# Page and application data records

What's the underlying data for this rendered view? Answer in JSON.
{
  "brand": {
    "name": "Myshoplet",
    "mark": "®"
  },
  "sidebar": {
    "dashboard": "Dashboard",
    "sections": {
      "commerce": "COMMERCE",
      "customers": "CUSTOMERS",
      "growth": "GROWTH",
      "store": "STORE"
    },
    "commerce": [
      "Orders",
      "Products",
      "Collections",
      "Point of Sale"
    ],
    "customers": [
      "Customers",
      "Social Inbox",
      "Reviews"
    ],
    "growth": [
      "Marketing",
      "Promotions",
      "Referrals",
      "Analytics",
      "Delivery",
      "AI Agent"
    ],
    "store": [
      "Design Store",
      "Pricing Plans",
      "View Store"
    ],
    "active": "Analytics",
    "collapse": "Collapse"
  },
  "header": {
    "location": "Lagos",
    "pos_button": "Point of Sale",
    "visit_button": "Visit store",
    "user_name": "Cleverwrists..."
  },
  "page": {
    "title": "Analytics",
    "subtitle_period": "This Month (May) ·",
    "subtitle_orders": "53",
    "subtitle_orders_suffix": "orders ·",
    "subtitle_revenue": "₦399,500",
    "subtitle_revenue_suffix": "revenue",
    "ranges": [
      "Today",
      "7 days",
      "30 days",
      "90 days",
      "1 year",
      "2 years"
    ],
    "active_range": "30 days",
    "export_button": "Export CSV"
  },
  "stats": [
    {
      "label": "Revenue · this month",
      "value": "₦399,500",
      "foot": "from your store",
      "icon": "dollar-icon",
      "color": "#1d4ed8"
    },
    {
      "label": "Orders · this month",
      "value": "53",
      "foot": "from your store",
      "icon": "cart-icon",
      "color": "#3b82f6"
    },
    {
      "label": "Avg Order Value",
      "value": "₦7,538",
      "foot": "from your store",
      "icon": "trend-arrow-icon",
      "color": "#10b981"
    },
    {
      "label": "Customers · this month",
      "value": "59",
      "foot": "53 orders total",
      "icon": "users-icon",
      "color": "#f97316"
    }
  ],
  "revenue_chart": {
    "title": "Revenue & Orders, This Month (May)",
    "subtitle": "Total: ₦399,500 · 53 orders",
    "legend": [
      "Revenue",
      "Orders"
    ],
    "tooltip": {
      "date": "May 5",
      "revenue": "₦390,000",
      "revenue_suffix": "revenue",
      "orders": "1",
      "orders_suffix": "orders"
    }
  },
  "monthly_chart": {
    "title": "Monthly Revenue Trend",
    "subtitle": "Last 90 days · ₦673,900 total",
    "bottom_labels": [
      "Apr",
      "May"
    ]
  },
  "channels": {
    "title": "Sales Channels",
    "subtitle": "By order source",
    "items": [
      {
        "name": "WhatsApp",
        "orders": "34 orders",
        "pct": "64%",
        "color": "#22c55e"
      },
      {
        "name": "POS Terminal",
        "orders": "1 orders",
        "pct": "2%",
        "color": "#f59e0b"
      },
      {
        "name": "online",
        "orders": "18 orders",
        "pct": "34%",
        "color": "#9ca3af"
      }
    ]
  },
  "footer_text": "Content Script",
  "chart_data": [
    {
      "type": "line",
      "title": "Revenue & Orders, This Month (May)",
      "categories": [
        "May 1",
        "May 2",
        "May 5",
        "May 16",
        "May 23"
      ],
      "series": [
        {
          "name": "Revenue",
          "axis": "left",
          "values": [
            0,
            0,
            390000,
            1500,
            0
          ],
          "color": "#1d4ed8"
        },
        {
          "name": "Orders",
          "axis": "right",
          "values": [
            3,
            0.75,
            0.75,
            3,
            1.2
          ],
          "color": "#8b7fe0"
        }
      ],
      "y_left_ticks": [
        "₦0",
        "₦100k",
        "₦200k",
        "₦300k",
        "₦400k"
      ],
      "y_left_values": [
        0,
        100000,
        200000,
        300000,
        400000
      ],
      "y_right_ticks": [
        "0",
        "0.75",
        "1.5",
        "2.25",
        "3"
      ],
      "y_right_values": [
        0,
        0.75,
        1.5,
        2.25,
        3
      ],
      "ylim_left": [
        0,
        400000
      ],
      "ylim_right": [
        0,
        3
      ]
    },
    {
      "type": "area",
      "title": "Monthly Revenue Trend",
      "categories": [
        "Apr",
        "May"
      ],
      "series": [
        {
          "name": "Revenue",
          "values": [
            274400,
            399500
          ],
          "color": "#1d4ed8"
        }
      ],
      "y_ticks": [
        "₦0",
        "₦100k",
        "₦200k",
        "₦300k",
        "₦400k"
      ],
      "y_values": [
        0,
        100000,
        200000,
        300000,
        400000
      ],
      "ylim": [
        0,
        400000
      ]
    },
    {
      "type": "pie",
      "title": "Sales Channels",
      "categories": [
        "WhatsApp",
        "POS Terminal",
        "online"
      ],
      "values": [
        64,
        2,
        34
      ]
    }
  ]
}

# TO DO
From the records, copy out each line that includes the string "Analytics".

# SOLUTION TO THIS TASK
      "Analytics",
    "active": "Analytics",
    "title": "Analytics",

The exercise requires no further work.